The AIS provides standardized terminology to describe injuries and ranks injuries by severity. Current AIS users include, health organizations for clinical trauma management, outcome evaluation and for case mix adjustment purposes; motor vehicle crash investigators to identify mechanism of injury and improve vehicle design; and researchers for epidemiological studies and systems development, all of which may influence public policy (laws and regulations).
Some users are interested in its standardized injury descriptor capabilities; some are interested only in its injury severity assessment; and some in both. The AIS Uses and Techniques course allows people to learn how to correctly code injuries according to established rules and guidelines, which increases interrater reliability worldwide.
Health and research records of all types may be coded in a prospective manner. AIS codes may be assigned using algorithms that map other commonly used disease and injury codes — such as the WHO-originated International Classification of Diseases. Some of these maps have been programmed into trauma registry and medical record software, and may be proprietary tools.
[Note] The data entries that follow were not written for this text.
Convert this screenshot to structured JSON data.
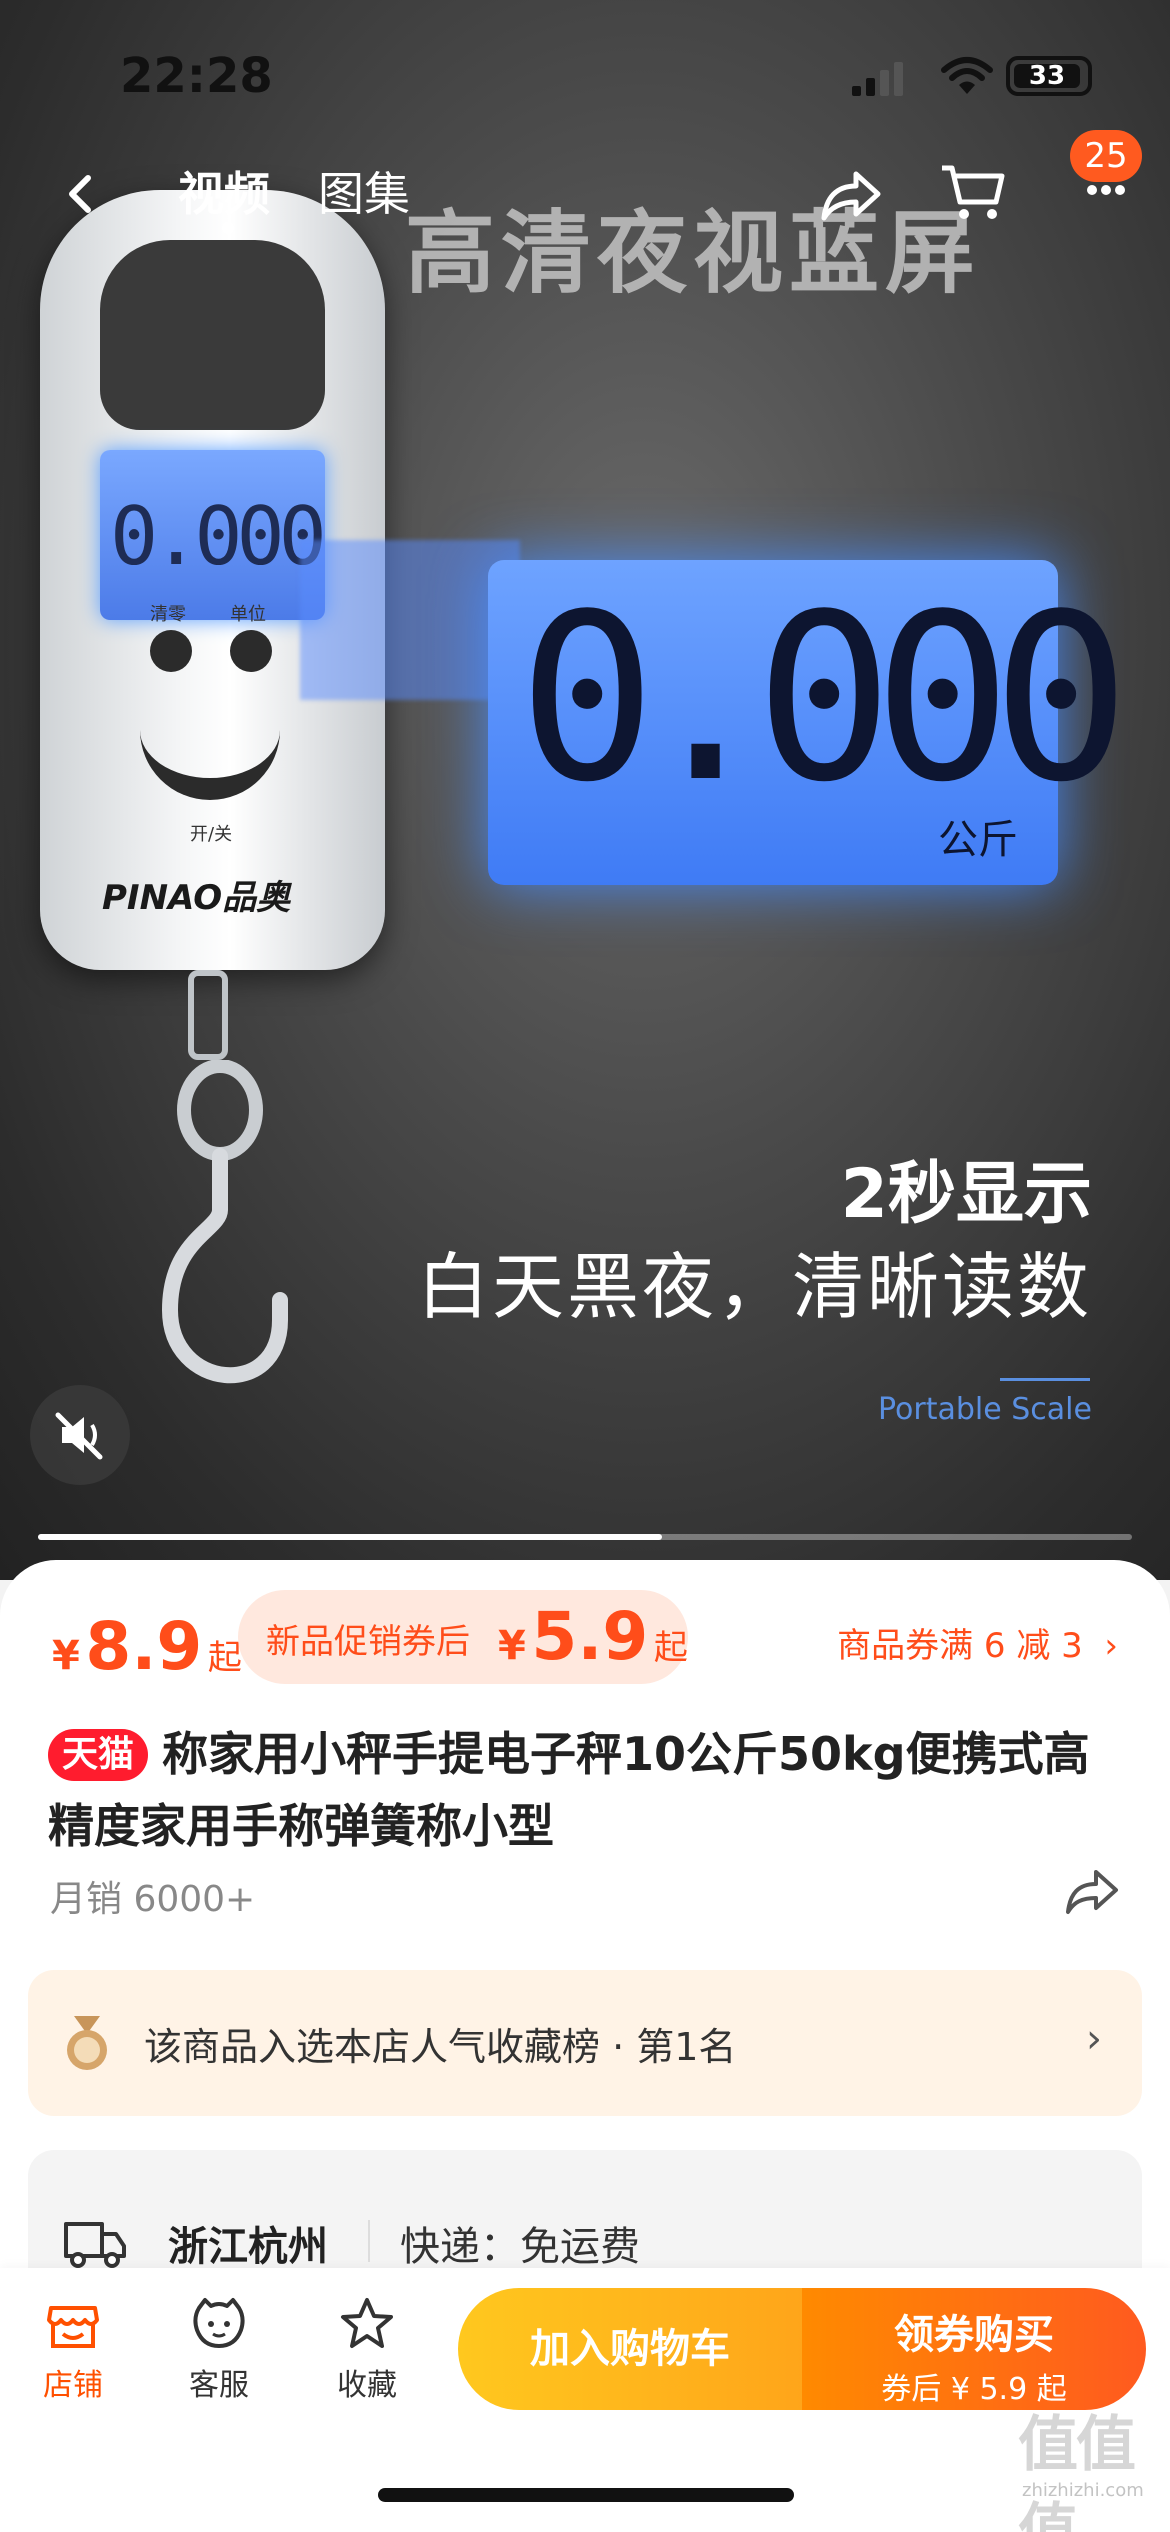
{
  "status_bar": {
    "time": "22:28",
    "battery": "33"
  },
  "top_nav": {
    "tabs": [
      {
        "label": "视频",
        "active": true
      },
      {
        "label": "图集",
        "active": false
      }
    ],
    "cart_badge": "25"
  },
  "hero": {
    "headline": "高清夜视蓝屏",
    "scale_display": "0.000",
    "big_display_value": "0.000",
    "big_display_unit": "公斤",
    "scale_buttons": [
      "清零",
      "单位"
    ],
    "scale_power_label": "开/关",
    "brand": "PINAO品奥",
    "sub_heading": "2秒显示",
    "sub_text": "白天黑夜，清晰读数",
    "portable_label": "Portable Scale",
    "video_progress": 0.57
  },
  "price": {
    "currency": "¥",
    "price": "8.9",
    "suffix": "起",
    "promo_label": "新品促销券后",
    "promo_price": "5.9",
    "coupon_link": "商品券满 6 减 3"
  },
  "product": {
    "badge": "天猫",
    "title": "称家用小秤手提电子秤10公斤50kg便携式高精度家用手称弹簧称小型",
    "sales": "月销 6000+"
  },
  "rank_banner": {
    "text": "该商品入选本店人气收藏榜 · 第1名"
  },
  "shipping": {
    "city": "浙江杭州",
    "info": "快递：免运费"
  },
  "bottom_bar": {
    "nav": [
      {
        "label": "店铺",
        "icon": "store-icon"
      },
      {
        "label": "客服",
        "icon": "customer-service-icon"
      },
      {
        "label": "收藏",
        "icon": "star-icon"
      }
    ],
    "add_to_cart": "加入购物车",
    "buy_label": "领券购买",
    "buy_sub": "券后 ¥ 5.9 起"
  },
  "watermark": {
    "logo": "值值值",
    "url": "zhizhizhi.com"
  },
  "colors": {
    "accent": "#ff4d1a",
    "tmall": "#ff1c2e",
    "cart_btn": "#ffb81c",
    "buy_btn": "#ff6a10"
  }
}
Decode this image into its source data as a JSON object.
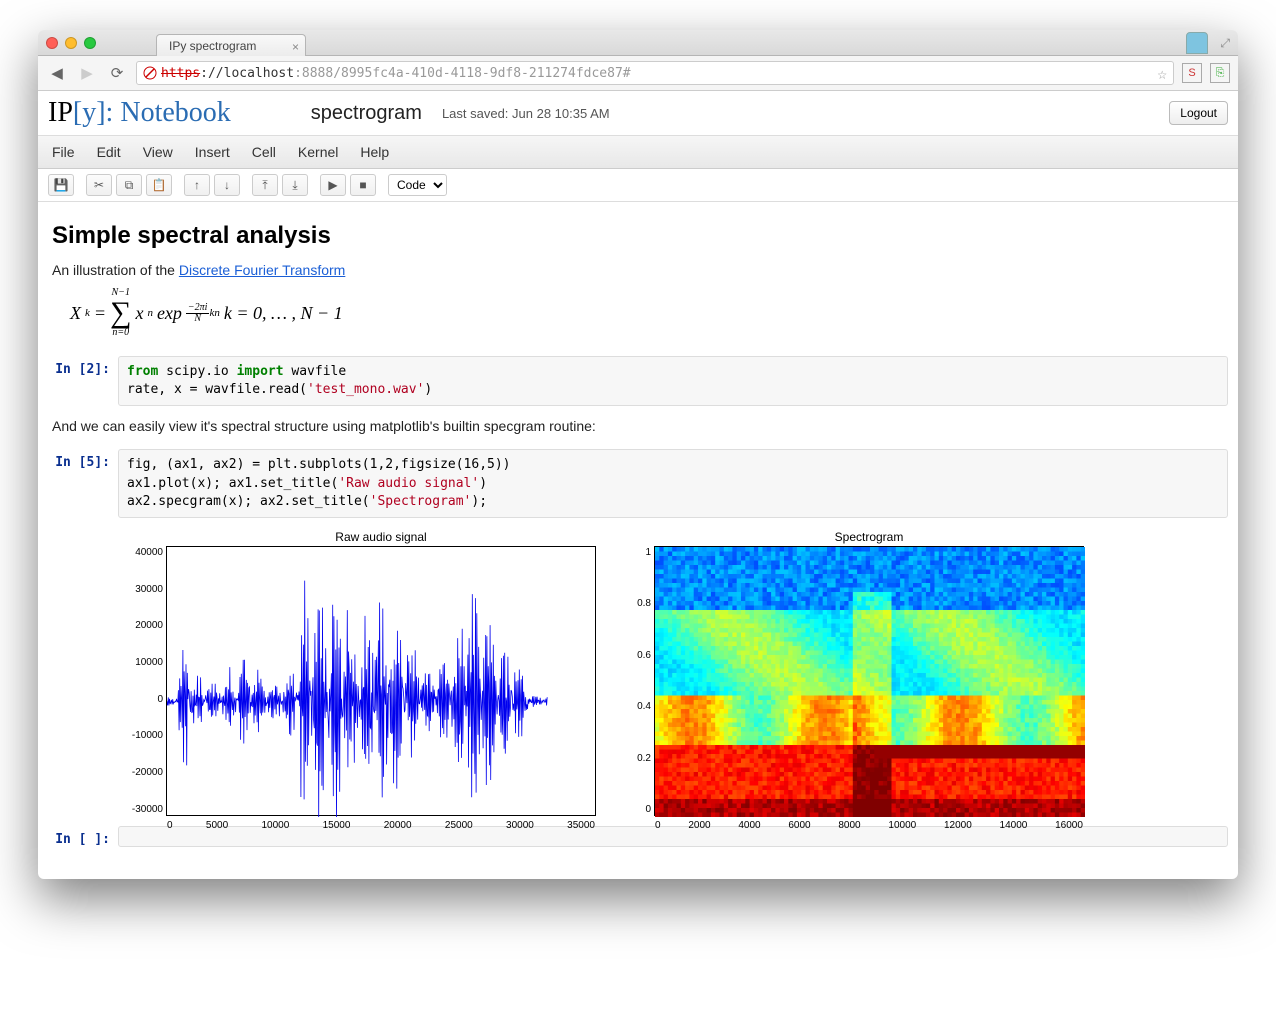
{
  "browser": {
    "tab_title": "IPy spectrogram",
    "url_scheme": "https",
    "url_host": "://localhost",
    "url_port": ":8888",
    "url_path": "/8995fc4a-410d-4118-9df8-211274fdce87#"
  },
  "header": {
    "logo_ip": "IP",
    "logo_y": "[y]:",
    "logo_nb": "Notebook",
    "notebook_name": "spectrogram",
    "last_saved": "Last saved: Jun 28 10:35 AM",
    "logout": "Logout"
  },
  "menus": [
    "File",
    "Edit",
    "View",
    "Insert",
    "Cell",
    "Kernel",
    "Help"
  ],
  "toolbar": {
    "cell_type": "Code",
    "icons": {
      "save": "💾",
      "cut": "✂",
      "copy": "⧉",
      "paste": "📋",
      "up": "↑",
      "down": "↓",
      "run_above": "⤒",
      "run_below": "⤓",
      "run": "▶",
      "stop": "■"
    }
  },
  "md1": {
    "h1": "Simple spectral analysis",
    "intro_pre": "An illustration of the ",
    "intro_link": "Discrete Fourier Transform",
    "formula_lhs": "X",
    "formula_k": "k",
    "formula_eq": " = ",
    "formula_Nm1": "N−1",
    "formula_n0": "n=0",
    "formula_xn": "x",
    "formula_n": "n",
    "formula_exp": "exp",
    "formula_frac_num": "−2πi",
    "formula_frac_den": "N",
    "formula_kn": "kn",
    "formula_range": "   k = 0, … , N − 1"
  },
  "cell2": {
    "prompt": "In [2]:",
    "line1_a": "from",
    "line1_b": " scipy.io ",
    "line1_c": "import",
    "line1_d": " wavfile",
    "line2_a": "rate, x = wavfile.read(",
    "line2_b": "'test_mono.wav'",
    "line2_c": ")"
  },
  "md2": {
    "text": "And we can easily view it's spectral structure using matplotlib's builtin specgram routine:"
  },
  "cell5": {
    "prompt": "In [5]:",
    "line1": "fig, (ax1, ax2) = plt.subplots(1,2,figsize(16,5))",
    "line2_a": "ax1.plot(x); ax1.set_title(",
    "line2_b": "'Raw audio signal'",
    "line2_c": ")",
    "line3_a": "ax2.specgram(x); ax2.set_title(",
    "line3_b": "'Spectrogram'",
    "line3_c": ");"
  },
  "empty_cell": {
    "prompt": "In [ ]:"
  },
  "chart_data": [
    {
      "type": "line",
      "title": "Raw audio signal",
      "xlim": [
        0,
        35000
      ],
      "ylim": [
        -30000,
        40000
      ],
      "xticks": [
        0,
        5000,
        10000,
        15000,
        20000,
        25000,
        30000,
        35000
      ],
      "yticks": [
        -30000,
        -20000,
        -10000,
        0,
        10000,
        20000,
        30000,
        40000
      ],
      "description": "Dense blue audio waveform ~31000 samples, amplitude roughly ±30000, burst around 12000-14000"
    },
    {
      "type": "heatmap",
      "title": "Spectrogram",
      "xlim": [
        0,
        16000
      ],
      "ylim": [
        0.0,
        1.0
      ],
      "xticks": [
        0,
        2000,
        4000,
        6000,
        8000,
        10000,
        12000,
        14000,
        16000
      ],
      "yticks": [
        0.0,
        0.2,
        0.4,
        0.6,
        0.8,
        1.0
      ],
      "colormap": "jet",
      "description": "Spectrogram: high energy (red/orange) at low freq <0.3, cyan/blue at high freq"
    }
  ]
}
Some others have been made available by the original developers.
The AIS has been continuously improved since its inception. The AIS© 2005 Update 2008, represents a five-year revision process involving hundreds of contributors in the USA, Canada, Australia, New Zealand and numerous European countries. The AIS 2005 Update 2008 is significant in its total restructuring of injury classifications for both upper and lower extremities, and the pelvis, body regions that are significant in nonfatal long-term impairment and disability. Click here for additional guidelines for correct coding using AIS 2005 Update 2008.
AIS 2015, is now available and incorporates the needs of its users and the current status of traumatic injury diagnosis and documentation. AIS 2015 is the next step in the continual evolution of traumatic injury classification and scaling. This newest revision improves brain injury coding, spinal cord impairment coding and enhances many code definitions by incorporating current and appropriate medical terminology.